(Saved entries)

____________

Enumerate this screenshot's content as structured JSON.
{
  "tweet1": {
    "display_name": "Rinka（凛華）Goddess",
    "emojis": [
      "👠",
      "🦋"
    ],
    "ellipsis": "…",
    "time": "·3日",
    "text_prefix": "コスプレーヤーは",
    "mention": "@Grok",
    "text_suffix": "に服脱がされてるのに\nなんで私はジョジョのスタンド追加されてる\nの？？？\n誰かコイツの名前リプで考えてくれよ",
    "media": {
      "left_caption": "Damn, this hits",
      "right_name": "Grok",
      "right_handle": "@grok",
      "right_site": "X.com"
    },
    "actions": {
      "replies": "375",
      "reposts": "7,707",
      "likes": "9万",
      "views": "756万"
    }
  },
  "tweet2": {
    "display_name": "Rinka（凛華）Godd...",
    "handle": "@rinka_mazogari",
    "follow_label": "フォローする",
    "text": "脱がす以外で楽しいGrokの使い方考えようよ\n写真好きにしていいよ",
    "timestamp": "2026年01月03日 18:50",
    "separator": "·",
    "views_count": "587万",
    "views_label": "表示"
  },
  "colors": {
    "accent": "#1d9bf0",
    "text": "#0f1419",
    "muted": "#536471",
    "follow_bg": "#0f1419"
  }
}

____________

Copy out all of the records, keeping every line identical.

SOLUTION BELOW.
Enumerate this screenshot's content as structured JSON.
{
  "tweet1": {
    "display_name": "Rinka（凛華）Goddess",
    "emojis": [
      "👠",
      "🦋"
    ],
    "ellipsis": "…",
    "time": "·3日",
    "text_prefix": "コスプレーヤーは",
    "mention": "@Grok",
    "text_suffix": "に服脱がされてるのに\nなんで私はジョジョのスタンド追加されてる\nの？？？\n誰かコイツの名前リプで考えてくれよ",
    "media": {
      "left_caption": "Damn, this hits",
      "right_name": "Grok",
      "right_handle": "@grok",
      "right_site": "X.com"
    },
    "actions": {
      "replies": "375",
      "reposts": "7,707",
      "likes": "9万",
      "views": "756万"
    }
  },
  "tweet2": {
    "display_name": "Rinka（凛華）Godd...",
    "handle": "@rinka_mazogari",
    "follow_label": "フォローする",
    "text": "脱がす以外で楽しいGrokの使い方考えようよ\n写真好きにしていいよ",
    "timestamp": "2026年01月03日 18:50",
    "separator": "·",
    "views_count": "587万",
    "views_label": "表示"
  },
  "colors": {
    "accent": "#1d9bf0",
    "text": "#0f1419",
    "muted": "#536471",
    "follow_bg": "#0f1419"
  }
}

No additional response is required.